* Dataset excerpts *

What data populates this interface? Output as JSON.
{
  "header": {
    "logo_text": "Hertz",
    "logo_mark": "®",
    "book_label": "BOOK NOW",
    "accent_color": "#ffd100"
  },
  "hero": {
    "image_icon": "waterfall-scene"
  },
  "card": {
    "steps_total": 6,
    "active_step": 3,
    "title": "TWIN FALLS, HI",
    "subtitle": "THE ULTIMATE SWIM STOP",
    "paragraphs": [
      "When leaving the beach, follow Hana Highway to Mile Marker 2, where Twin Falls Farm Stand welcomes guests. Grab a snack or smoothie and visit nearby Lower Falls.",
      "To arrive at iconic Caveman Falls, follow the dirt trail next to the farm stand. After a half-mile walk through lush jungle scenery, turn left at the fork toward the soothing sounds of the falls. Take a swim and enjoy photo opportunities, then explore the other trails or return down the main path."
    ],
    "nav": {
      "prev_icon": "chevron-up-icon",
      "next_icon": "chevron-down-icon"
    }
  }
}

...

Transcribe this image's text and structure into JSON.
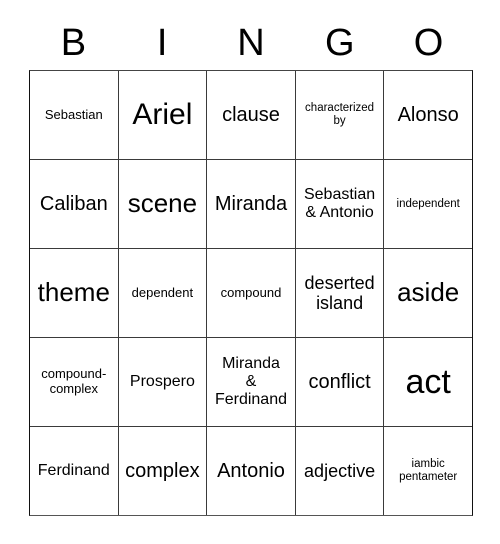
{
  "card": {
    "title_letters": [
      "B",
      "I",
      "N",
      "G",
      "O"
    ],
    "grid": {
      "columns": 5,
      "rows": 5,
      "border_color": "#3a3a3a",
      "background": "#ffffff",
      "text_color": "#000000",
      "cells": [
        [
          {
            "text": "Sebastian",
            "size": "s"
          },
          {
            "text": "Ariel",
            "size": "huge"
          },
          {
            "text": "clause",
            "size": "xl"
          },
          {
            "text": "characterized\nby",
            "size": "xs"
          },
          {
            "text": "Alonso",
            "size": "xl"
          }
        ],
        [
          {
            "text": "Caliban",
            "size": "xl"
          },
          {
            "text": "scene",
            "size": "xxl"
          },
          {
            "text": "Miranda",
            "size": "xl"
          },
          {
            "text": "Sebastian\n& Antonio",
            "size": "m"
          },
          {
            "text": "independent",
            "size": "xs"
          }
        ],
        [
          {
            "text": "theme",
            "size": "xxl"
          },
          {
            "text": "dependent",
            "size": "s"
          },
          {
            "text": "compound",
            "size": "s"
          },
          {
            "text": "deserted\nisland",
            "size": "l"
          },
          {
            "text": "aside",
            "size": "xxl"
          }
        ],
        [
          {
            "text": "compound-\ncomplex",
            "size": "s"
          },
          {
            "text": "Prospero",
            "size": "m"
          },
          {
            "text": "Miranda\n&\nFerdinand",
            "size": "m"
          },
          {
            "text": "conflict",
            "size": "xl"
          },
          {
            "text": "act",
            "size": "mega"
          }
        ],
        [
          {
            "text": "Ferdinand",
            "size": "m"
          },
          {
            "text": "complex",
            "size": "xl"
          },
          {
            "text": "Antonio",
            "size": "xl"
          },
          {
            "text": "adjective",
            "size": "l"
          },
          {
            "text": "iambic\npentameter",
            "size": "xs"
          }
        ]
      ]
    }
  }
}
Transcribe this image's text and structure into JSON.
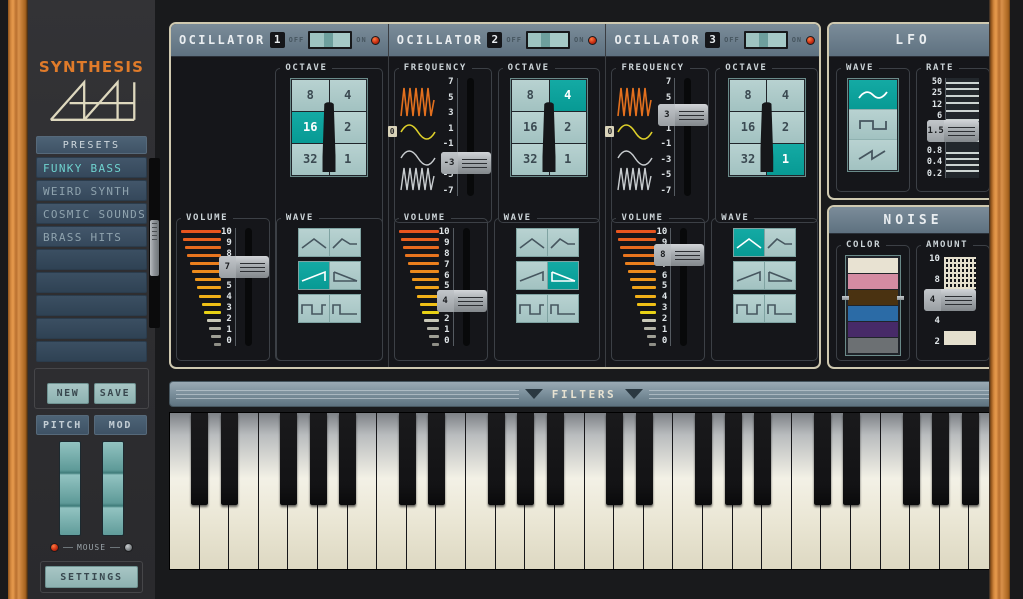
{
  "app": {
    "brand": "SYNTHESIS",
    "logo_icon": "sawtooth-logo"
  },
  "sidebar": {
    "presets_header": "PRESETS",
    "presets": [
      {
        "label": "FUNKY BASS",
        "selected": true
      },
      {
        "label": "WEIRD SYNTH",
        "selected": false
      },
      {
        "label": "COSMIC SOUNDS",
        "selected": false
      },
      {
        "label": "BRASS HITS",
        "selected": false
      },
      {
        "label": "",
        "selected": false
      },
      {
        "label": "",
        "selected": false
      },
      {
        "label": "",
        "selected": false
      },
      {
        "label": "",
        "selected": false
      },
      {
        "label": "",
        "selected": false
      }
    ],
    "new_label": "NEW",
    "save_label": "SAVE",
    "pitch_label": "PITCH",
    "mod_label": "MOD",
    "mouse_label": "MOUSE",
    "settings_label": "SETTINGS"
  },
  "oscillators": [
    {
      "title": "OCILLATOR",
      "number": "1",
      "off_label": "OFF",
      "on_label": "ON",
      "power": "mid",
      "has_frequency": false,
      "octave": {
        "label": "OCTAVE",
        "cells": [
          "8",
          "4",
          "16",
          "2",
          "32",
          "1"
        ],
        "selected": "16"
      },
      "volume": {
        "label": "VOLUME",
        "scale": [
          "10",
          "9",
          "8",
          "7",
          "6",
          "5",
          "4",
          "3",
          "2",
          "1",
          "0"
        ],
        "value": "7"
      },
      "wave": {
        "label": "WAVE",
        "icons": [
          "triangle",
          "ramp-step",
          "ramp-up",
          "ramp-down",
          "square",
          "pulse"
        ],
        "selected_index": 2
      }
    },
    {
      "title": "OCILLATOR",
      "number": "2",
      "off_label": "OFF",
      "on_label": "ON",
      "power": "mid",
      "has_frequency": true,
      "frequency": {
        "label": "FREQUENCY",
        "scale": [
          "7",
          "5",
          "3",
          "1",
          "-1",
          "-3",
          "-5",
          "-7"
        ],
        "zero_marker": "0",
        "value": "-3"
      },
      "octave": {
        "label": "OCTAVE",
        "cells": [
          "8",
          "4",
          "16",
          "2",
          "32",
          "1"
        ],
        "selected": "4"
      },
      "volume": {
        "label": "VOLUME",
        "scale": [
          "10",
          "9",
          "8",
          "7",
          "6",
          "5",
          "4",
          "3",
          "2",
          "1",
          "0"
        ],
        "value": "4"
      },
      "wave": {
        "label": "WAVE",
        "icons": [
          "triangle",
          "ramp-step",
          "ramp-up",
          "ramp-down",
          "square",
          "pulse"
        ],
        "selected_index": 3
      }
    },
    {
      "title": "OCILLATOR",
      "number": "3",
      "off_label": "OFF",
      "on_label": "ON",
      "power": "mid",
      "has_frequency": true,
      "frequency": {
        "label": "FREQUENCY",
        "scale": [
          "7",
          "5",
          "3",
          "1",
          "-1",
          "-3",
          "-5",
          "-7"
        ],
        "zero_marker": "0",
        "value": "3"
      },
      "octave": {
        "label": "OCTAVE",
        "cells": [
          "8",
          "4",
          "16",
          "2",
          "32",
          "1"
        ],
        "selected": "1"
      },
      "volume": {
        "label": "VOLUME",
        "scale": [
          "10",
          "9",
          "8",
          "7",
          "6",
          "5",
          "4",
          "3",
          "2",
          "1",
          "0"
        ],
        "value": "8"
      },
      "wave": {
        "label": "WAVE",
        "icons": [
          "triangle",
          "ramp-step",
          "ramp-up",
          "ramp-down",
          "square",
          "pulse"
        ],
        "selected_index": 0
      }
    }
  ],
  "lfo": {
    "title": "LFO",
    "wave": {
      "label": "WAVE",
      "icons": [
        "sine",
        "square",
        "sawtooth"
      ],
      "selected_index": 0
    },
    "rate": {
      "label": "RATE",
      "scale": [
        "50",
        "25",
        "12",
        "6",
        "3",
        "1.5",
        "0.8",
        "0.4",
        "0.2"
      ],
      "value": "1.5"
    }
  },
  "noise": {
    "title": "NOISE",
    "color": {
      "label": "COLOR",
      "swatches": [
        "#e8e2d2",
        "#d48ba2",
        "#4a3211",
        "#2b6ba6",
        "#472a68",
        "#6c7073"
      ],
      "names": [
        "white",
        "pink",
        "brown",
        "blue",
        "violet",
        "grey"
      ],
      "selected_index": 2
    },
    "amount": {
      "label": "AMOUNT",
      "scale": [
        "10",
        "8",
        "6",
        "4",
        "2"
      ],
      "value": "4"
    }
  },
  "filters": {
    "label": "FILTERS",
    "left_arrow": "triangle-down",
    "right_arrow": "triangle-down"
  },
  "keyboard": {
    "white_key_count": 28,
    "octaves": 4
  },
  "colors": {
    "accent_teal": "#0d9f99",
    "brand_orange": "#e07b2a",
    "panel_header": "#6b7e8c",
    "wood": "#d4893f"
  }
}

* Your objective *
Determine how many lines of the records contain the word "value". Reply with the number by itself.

* Solved problem *
7